By Maggie Shipstead
Although it's not necessary to fall in love with characters while reading a novel, it is an interesting experience to be fascinated by those who represent something the reader disdains. Such was the experience of reading about a well-off WASP family and its circle of friends and family in Maggie Shipstead's debut novel, Seating Arrangements.
Because of Shipstead's talent, it's possible to view the first-world problems of this Manhattan titan of finance with empathy, as his true lot in life is revealed. The more the reader learns about Winn Van Meter and his family, both his children and those who came before him, the more his situation is apparent. He thinks he is the ultimate insider, yet it is revealed that family truths he grew up believing may not be so. He is trying to hold together a view of the world that upholds certain standards, doing his bit as a part of the establishment, yet he doesn't fit in as firmly as he had believed.
The novel takes place during the weekend of the oldest daughter's wedding. She is in her third trimester, but she is not the novel's focus. His youngest daughter could use a little understanding. She's not getting it, mainly because Winn is trying to uphold perceived standards about what is and is not proper. And in trying to uphold those standards, his conduct is far from becoming.
As the novel opens, every day for Winn is "a platform for accomplishment". His professional position appears secure, apart from the young sharks that anyone his age would face, and in Connecticut he has efficiently loaded the big car to take stuff, lots of stuff, to his wife and daughters already at their island summer home on Waskeke Island. But what's on Winn's mind? One of his daughter's bridesmaids. He's like Kevin Spacey's character in American Beauty, wanting that youth in a daughter's friend in an entirely inappropriate way.
What Winn may want more than the frisson of interest he receives from being around Agatha, the bawdy bridesmaid, is to turn back the clock, to a time when his daughters were still children. That's when he could rely on peace and quiet:

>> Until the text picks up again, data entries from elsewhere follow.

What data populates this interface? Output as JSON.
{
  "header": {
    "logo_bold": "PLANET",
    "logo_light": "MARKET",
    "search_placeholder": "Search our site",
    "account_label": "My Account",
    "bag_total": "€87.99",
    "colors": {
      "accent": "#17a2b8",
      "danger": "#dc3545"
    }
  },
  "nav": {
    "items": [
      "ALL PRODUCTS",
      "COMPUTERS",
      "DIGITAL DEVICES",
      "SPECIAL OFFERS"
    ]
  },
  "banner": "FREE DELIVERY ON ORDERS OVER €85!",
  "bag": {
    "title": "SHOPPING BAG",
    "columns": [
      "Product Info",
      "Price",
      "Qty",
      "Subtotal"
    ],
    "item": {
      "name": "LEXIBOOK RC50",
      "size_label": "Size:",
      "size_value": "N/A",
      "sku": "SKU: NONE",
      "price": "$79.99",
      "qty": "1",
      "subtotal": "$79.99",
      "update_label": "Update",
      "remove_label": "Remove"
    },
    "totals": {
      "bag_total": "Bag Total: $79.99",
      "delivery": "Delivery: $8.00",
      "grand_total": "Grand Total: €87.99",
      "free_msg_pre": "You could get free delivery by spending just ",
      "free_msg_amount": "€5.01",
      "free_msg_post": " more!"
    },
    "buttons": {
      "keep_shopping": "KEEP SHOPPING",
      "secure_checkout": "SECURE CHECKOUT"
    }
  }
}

Waskeke was the great refuge of his life, where his family was most sturdy and harmonious. To have all these people, these wedding guests, invading his private domain rankled him, though he could scarcely have forbidden Daphne from marrying on the island. She would have argued that the island was her island, too, and she would have said Waskeke's pleasures should be shared.

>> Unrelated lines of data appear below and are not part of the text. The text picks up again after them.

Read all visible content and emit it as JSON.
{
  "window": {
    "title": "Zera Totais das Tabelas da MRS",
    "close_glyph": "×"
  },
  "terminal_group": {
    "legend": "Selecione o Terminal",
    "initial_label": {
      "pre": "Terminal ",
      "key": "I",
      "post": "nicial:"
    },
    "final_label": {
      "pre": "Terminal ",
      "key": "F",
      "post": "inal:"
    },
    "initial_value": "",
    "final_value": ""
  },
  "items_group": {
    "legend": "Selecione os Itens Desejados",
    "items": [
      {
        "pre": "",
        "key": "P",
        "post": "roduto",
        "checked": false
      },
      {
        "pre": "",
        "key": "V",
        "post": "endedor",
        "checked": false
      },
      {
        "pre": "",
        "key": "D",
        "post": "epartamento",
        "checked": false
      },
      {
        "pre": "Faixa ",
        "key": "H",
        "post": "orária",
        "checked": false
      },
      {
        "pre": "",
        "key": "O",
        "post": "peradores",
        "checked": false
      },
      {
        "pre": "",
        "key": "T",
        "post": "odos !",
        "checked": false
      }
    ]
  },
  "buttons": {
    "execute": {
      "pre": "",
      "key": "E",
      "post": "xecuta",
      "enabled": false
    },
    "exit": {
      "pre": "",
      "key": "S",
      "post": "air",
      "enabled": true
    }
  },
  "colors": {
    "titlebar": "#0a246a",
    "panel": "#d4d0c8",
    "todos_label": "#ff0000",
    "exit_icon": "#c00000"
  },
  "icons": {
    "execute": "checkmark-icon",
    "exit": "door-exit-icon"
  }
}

Ah, this is a family that doesn't share. And it shows in their fractures. The youngest daughter, Livia, fell in love, hard, with the son of one of the families Winn believes he is in the circle of. He dumped her, she aborted the baby and now the boy's parents, the Fenns, may be the key to Winn getting into the private golf club on the island. That goal appears more important to him than his oldest daughter, Daphne, having a successful wedding and Livia having her heart healed. Winn continually brings it up in conversation until even his faithful wife Biddy tells him to can it. Winn thinks Livia's actions or the fact that he slept with Fee Fenn before Jack Fenn met her may be in his way. Why can't they all let bygones be bygones? Yet it is Winn who remembers why others should hold grudges.
The importance of these social clubs to Winn is shown through his memories of his emotionally distant father, who belonged to many clubs. Winn kept Fenn from joining a Harvard club when they were both undergraduates, and Winn thinks that may be yet another reason the Fenns are keeping him from joining that golf club now.

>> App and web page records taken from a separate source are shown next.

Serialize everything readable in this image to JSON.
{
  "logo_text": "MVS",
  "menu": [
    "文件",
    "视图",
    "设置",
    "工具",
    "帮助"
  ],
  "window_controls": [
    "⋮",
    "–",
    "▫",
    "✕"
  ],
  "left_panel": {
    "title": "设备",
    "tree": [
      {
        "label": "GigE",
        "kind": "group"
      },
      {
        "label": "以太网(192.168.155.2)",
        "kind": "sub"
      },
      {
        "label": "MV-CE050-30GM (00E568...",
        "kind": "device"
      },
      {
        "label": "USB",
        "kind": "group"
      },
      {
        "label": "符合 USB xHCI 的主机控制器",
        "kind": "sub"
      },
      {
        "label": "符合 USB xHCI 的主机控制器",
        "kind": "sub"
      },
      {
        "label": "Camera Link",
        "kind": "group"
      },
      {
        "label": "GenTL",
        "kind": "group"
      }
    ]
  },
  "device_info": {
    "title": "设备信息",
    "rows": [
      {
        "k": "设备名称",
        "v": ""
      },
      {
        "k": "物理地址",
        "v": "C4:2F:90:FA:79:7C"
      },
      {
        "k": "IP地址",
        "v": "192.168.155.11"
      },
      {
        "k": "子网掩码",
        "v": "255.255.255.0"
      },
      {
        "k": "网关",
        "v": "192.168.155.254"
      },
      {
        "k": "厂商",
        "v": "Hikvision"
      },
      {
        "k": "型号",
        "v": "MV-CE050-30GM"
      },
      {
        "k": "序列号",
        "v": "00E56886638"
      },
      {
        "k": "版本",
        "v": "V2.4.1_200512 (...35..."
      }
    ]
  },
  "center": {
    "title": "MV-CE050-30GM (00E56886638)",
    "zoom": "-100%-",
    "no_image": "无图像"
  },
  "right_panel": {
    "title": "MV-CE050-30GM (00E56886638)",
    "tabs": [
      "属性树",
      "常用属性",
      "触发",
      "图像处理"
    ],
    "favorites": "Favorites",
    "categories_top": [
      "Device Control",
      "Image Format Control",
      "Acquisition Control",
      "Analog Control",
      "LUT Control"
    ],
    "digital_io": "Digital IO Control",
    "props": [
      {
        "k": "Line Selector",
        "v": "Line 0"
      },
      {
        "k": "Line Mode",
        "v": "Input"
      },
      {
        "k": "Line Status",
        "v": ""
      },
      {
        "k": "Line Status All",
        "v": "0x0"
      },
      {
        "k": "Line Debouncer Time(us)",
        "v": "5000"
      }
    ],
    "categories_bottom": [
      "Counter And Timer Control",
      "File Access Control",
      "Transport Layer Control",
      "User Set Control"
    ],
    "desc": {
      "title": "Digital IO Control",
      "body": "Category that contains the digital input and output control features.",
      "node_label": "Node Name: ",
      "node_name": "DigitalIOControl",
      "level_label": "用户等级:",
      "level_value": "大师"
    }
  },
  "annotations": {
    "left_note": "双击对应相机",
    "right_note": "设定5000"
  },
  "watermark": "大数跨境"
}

In an interesting subplot, Fenn's son is following in his father's footsteps to join the army as a soldier. His father "won" the Vietnam lottery and voluntarily joined up instead of going to Canada or trying to get into the guard, as other fortunate sons were able to do. Winn and the other guys at college don't understand this decision. The discussion these Ivy League characters have of obtaining a deferment, because the loss of one of their own would be a waste, could serve as a discussion opener today of who has served in the post-draft world.
But there is still the wedding. It is starting to feel like "a treacherous puzzle, full of opportunities for the wrong thing to be said or done". Whether it's Agatha, the groom's wayward brothers, heartbroken Livia or patriarch Winn, some or all of them will take what they think is theirs and not do it in proper form. This is after Livia's need for parental love became clear, and the bluntness with which Winn let her down is jaw-dropping.
Finishing Seating Arrangements can leave a reader grateful to not be a WASP. That can be extended to not wanting to be like the people that Winn wants to be liked by, or not wanting to fall into the kinds of traps in which he fell about the need to be so well-regarded by others. But it is possible to finish the novel wanting to be the kind of person who can read about characters representing people far outside one's circle, and wish for better for them.
The rich are different from you and me, as Fitzgerald is supposed to have said to Hemingway. It's not, as Hemingway is supposed to have replied, that they have money. It's what they think the money replaces. After reading novels such as Seating Arrangements and Fitzgerald's masterful The Great Gatsby, it's good to not be like them. The occasional, fascinated peak into their world is enough.
©2012 All Rights Reserved CompuServe Books Reviews and reprinted with permission